Dataset items:
▽

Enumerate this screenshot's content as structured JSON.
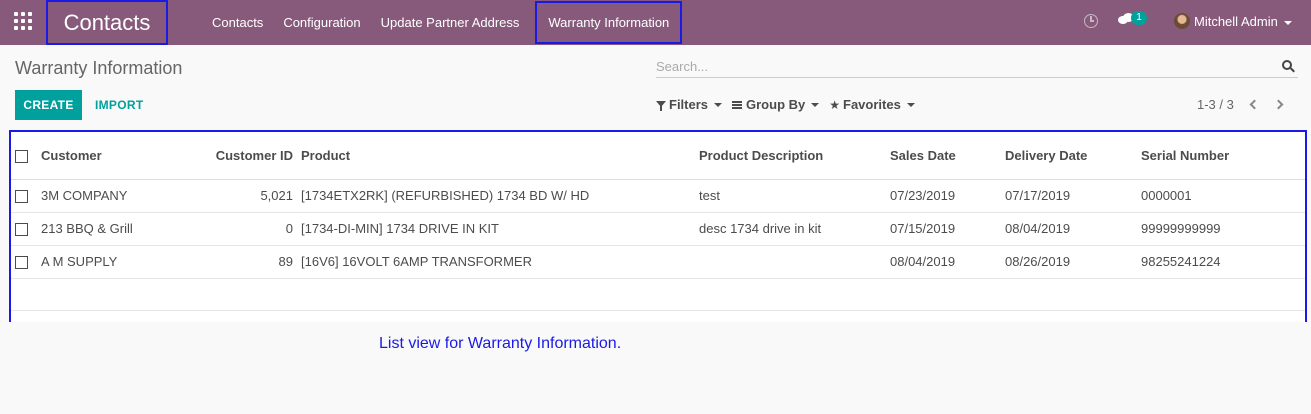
{
  "navbar": {
    "app_name": "Contacts",
    "menu": [
      "Contacts",
      "Configuration",
      "Update Partner Address",
      "Warranty Information"
    ],
    "message_count": "1",
    "user_name": "Mitchell Admin"
  },
  "control_panel": {
    "breadcrumb": "Warranty Information",
    "search_placeholder": "Search...",
    "create_label": "CREATE",
    "import_label": "IMPORT",
    "filters_label": "Filters",
    "group_by_label": "Group By",
    "favorites_label": "Favorites",
    "pager": "1-3 / 3"
  },
  "list": {
    "columns": [
      "Customer",
      "Customer ID",
      "Product",
      "Product Description",
      "Sales Date",
      "Delivery Date",
      "Serial Number"
    ],
    "rows": [
      [
        "3M COMPANY",
        "5,021",
        "[1734ETX2RK] (REFURBISHED) 1734 BD W/ HD",
        "test",
        "07/23/2019",
        "07/17/2019",
        "0000001"
      ],
      [
        "213 BBQ & Grill",
        "0",
        "[1734-DI-MIN] 1734 DRIVE IN KIT",
        "desc 1734 drive in kit",
        "07/15/2019",
        "08/04/2019",
        "99999999999"
      ],
      [
        "A M SUPPLY",
        "89",
        "[16V6] 16VOLT 6AMP TRANSFORMER",
        "",
        "08/04/2019",
        "08/26/2019",
        "98255241224"
      ]
    ]
  },
  "caption": "List view for Warranty Information.",
  "colors": {
    "navbar": "#875a7b",
    "primary": "#00a09d",
    "highlight": "#1a1ae6"
  }
}
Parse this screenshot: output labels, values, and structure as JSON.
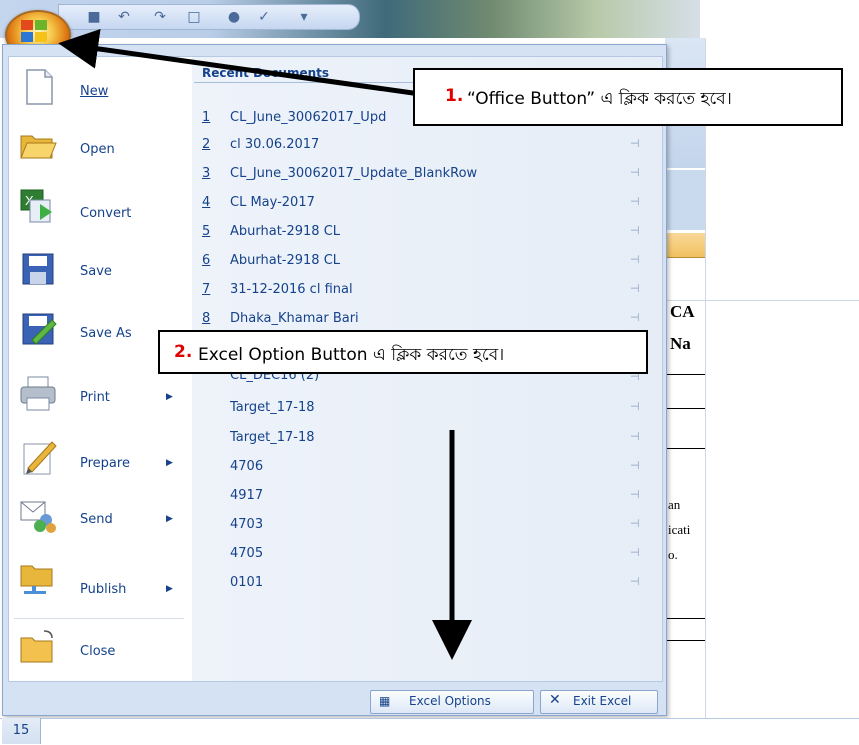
{
  "quick_access": {
    "icons": [
      "save-icon",
      "undo-icon",
      "redo-icon",
      "print-preview-icon",
      "circle-icon",
      "check-icon",
      "customize-icon"
    ]
  },
  "recent": {
    "header": "Recent Documents",
    "items": [
      {
        "num": "1",
        "name": "CL_June_30062017_Upd"
      },
      {
        "num": "2",
        "name": "cl 30.06.2017"
      },
      {
        "num": "3",
        "name": "CL_June_30062017_Update_BlankRow"
      },
      {
        "num": "4",
        "name": "CL May-2017"
      },
      {
        "num": "5",
        "name": "Aburhat-2918 CL"
      },
      {
        "num": "6",
        "name": "Aburhat-2918 CL"
      },
      {
        "num": "7",
        "name": "31-12-2016 cl final"
      },
      {
        "num": "8",
        "name": "Dhaka_Khamar Bari"
      },
      {
        "num": "",
        "name": "CL_DEC16 (2)"
      },
      {
        "num": "",
        "name": "Target_17-18"
      },
      {
        "num": "",
        "name": "Target_17-18"
      },
      {
        "num": "",
        "name": "4706"
      },
      {
        "num": "",
        "name": "4917"
      },
      {
        "num": "",
        "name": "4703"
      },
      {
        "num": "",
        "name": "4705"
      },
      {
        "num": "",
        "name": "0101"
      }
    ]
  },
  "menu": {
    "items": [
      {
        "label": "New",
        "icon": "new-document-icon",
        "arrow": ""
      },
      {
        "label": "Open",
        "icon": "open-folder-icon",
        "arrow": ""
      },
      {
        "label": "Convert",
        "icon": "convert-icon",
        "arrow": ""
      },
      {
        "label": "Save",
        "icon": "save-icon",
        "arrow": ""
      },
      {
        "label": "Save As",
        "icon": "save-as-icon",
        "arrow": ""
      },
      {
        "label": "Print",
        "icon": "printer-icon",
        "arrow": "▶"
      },
      {
        "label": "Prepare",
        "icon": "prepare-icon",
        "arrow": "▶"
      },
      {
        "label": "Send",
        "icon": "send-icon",
        "arrow": "▶"
      },
      {
        "label": "Publish",
        "icon": "publish-icon",
        "arrow": "▶"
      },
      {
        "label": "Close",
        "icon": "close-folder-icon",
        "arrow": ""
      }
    ]
  },
  "buttons": {
    "excel_options": "Excel Options",
    "exit_excel": "Exit Excel"
  },
  "callouts": {
    "one": {
      "num": "1.",
      "text": "“Office Button” এ ক্লিক করতে হবে।"
    },
    "two": {
      "num": "2.",
      "text": "Excel Option Button এ ক্লিক করতে হবে।"
    }
  },
  "sheet": {
    "fragments": [
      "CA",
      "Na",
      "an",
      "icati",
      "o."
    ],
    "row_number": "15",
    "title_letter": "w"
  },
  "colors": {
    "callout_number": "#e00000",
    "menu_text": "#15428b",
    "arrow": "#000000"
  }
}
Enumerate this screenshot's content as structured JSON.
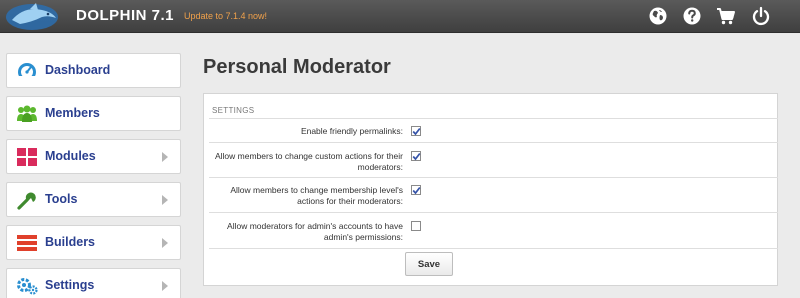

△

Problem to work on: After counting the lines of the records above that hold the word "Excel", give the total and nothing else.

Reply to the exercise: 3